ACTIVITY:
The entries are to be duplicated exactly, though any picture in them must be omitted.
---------------
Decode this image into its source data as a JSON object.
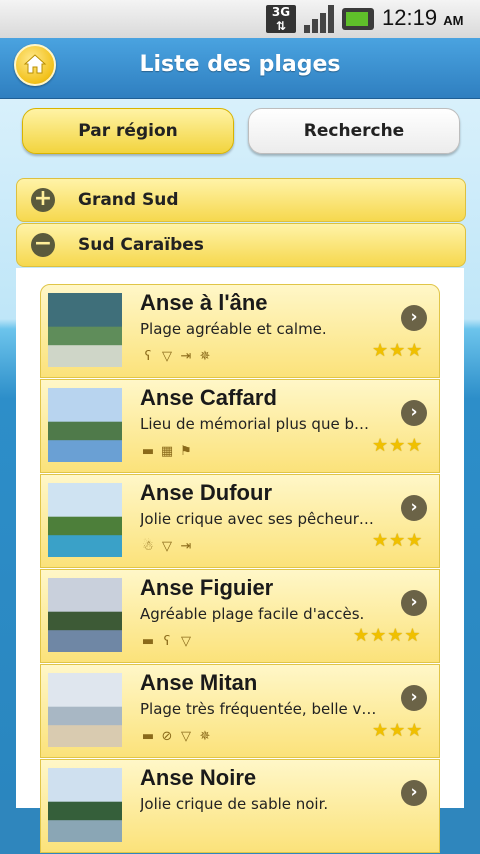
{
  "status_bar": {
    "network": "3G",
    "time": "12:19",
    "ampm": "AM"
  },
  "header": {
    "title": "Liste des plages",
    "home_icon": "home-icon"
  },
  "tabs": [
    {
      "label": "Par région",
      "active": true
    },
    {
      "label": "Recherche",
      "active": false
    }
  ],
  "groups": [
    {
      "label": "Grand Sud",
      "expanded": false
    },
    {
      "label": "Sud Caraïbes",
      "expanded": true
    }
  ],
  "beaches": [
    {
      "name": "Anse à l'âne",
      "desc": "Plage agréable et calme.",
      "icons": [
        "teddy-bear-icon",
        "ice-cream-icon",
        "signpost-icon",
        "helm-icon"
      ],
      "rating": 3,
      "colors": [
        "#3f6f7a",
        "#5f8d5a",
        "#cfd6c8"
      ]
    },
    {
      "name": "Anse Caffard",
      "desc": "Lieu de mémorial plus que b…",
      "icons": [
        "car-icon",
        "life-jacket-icon",
        "windsock-icon"
      ],
      "rating": 3,
      "colors": [
        "#b8d4ef",
        "#4f7a4a",
        "#6aa0d4"
      ]
    },
    {
      "name": "Anse Dufour",
      "desc": "Jolie crique avec ses pêcheur…",
      "icons": [
        "snorkel-icon",
        "ice-cream-icon",
        "signpost-icon"
      ],
      "rating": 3,
      "colors": [
        "#cfe3f2",
        "#4d7f3a",
        "#3aa1c8"
      ]
    },
    {
      "name": "Anse Figuier",
      "desc": "Agréable plage facile d'accès.",
      "icons": [
        "car-icon",
        "teddy-bear-icon",
        "ice-cream-icon"
      ],
      "rating": 4,
      "colors": [
        "#c9d0dc",
        "#3d5a36",
        "#6f87a5"
      ]
    },
    {
      "name": "Anse Mitan",
      "desc": "Plage très fréquentée, belle v…",
      "icons": [
        "car-icon",
        "restriction-icon",
        "ice-cream-icon",
        "helm-icon"
      ],
      "rating": 3,
      "colors": [
        "#dfe6ee",
        "#a8b7c4",
        "#d9cbb0"
      ]
    },
    {
      "name": "Anse Noire",
      "desc": "Jolie crique de sable noir.",
      "icons": [],
      "rating": 0,
      "colors": [
        "#cfe0ef",
        "#355f3a",
        "#8aa6b5"
      ]
    }
  ]
}
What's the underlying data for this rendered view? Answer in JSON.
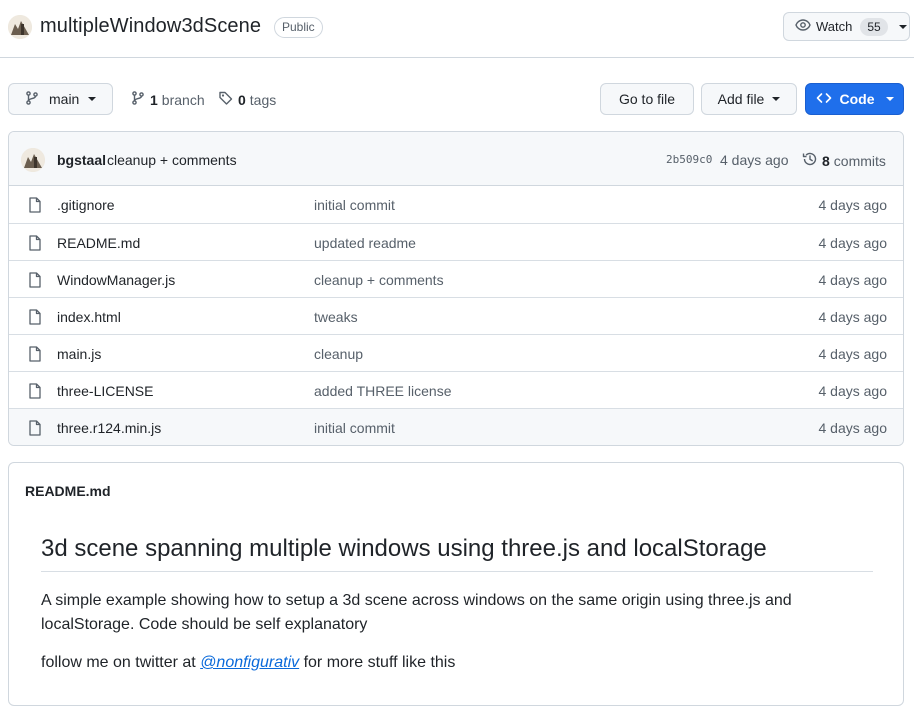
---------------
TASK OUTPUT:
Decode this image into its source data as a JSON object.
{
  "status_bar": {
    "network": "3G",
    "time": "12:19",
    "ampm": "AM"
  },
  "header": {
    "title": "Liste des plages",
    "home_icon": "home-icon"
  },
  "tabs": [
    {
      "label": "Par région",
      "active": true
    },
    {
      "label": "Recherche",
      "active": false
    }
  ],
  "groups": [
    {
      "label": "Grand Sud",
      "expanded": false
    },
    {
      "label": "Sud Caraïbes",
      "expanded": true
    }
  ],
  "beaches": [
    {
      "name": "Anse à l'âne",
      "desc": "Plage agréable et calme.",
      "icons": [
        "teddy-bear-icon",
        "ice-cream-icon",
        "signpost-icon",
        "helm-icon"
      ],
      "rating": 3,
      "colors": [
        "#3f6f7a",
        "#5f8d5a",
        "#cfd6c8"
      ]
    },
    {
      "name": "Anse Caffard",
      "desc": "Lieu de mémorial plus que b…",
      "icons": [
        "car-icon",
        "life-jacket-icon",
        "windsock-icon"
      ],
      "rating": 3,
      "colors": [
        "#b8d4ef",
        "#4f7a4a",
        "#6aa0d4"
      ]
    },
    {
      "name": "Anse Dufour",
      "desc": "Jolie crique avec ses pêcheur…",
      "icons": [
        "snorkel-icon",
        "ice-cream-icon",
        "signpost-icon"
      ],
      "rating": 3,
      "colors": [
        "#cfe3f2",
        "#4d7f3a",
        "#3aa1c8"
      ]
    },
    {
      "name": "Anse Figuier",
      "desc": "Agréable plage facile d'accès.",
      "icons": [
        "car-icon",
        "teddy-bear-icon",
        "ice-cream-icon"
      ],
      "rating": 4,
      "colors": [
        "#c9d0dc",
        "#3d5a36",
        "#6f87a5"
      ]
    },
    {
      "name": "Anse Mitan",
      "desc": "Plage très fréquentée, belle v…",
      "icons": [
        "car-icon",
        "restriction-icon",
        "ice-cream-icon",
        "helm-icon"
      ],
      "rating": 3,
      "colors": [
        "#dfe6ee",
        "#a8b7c4",
        "#d9cbb0"
      ]
    },
    {
      "name": "Anse Noire",
      "desc": "Jolie crique de sable noir.",
      "icons": [],
      "rating": 0,
      "colors": [
        "#cfe0ef",
        "#355f3a",
        "#8aa6b5"
      ]
    }
  ]
}
What's the underlying data for this rendered view? Answer in JSON.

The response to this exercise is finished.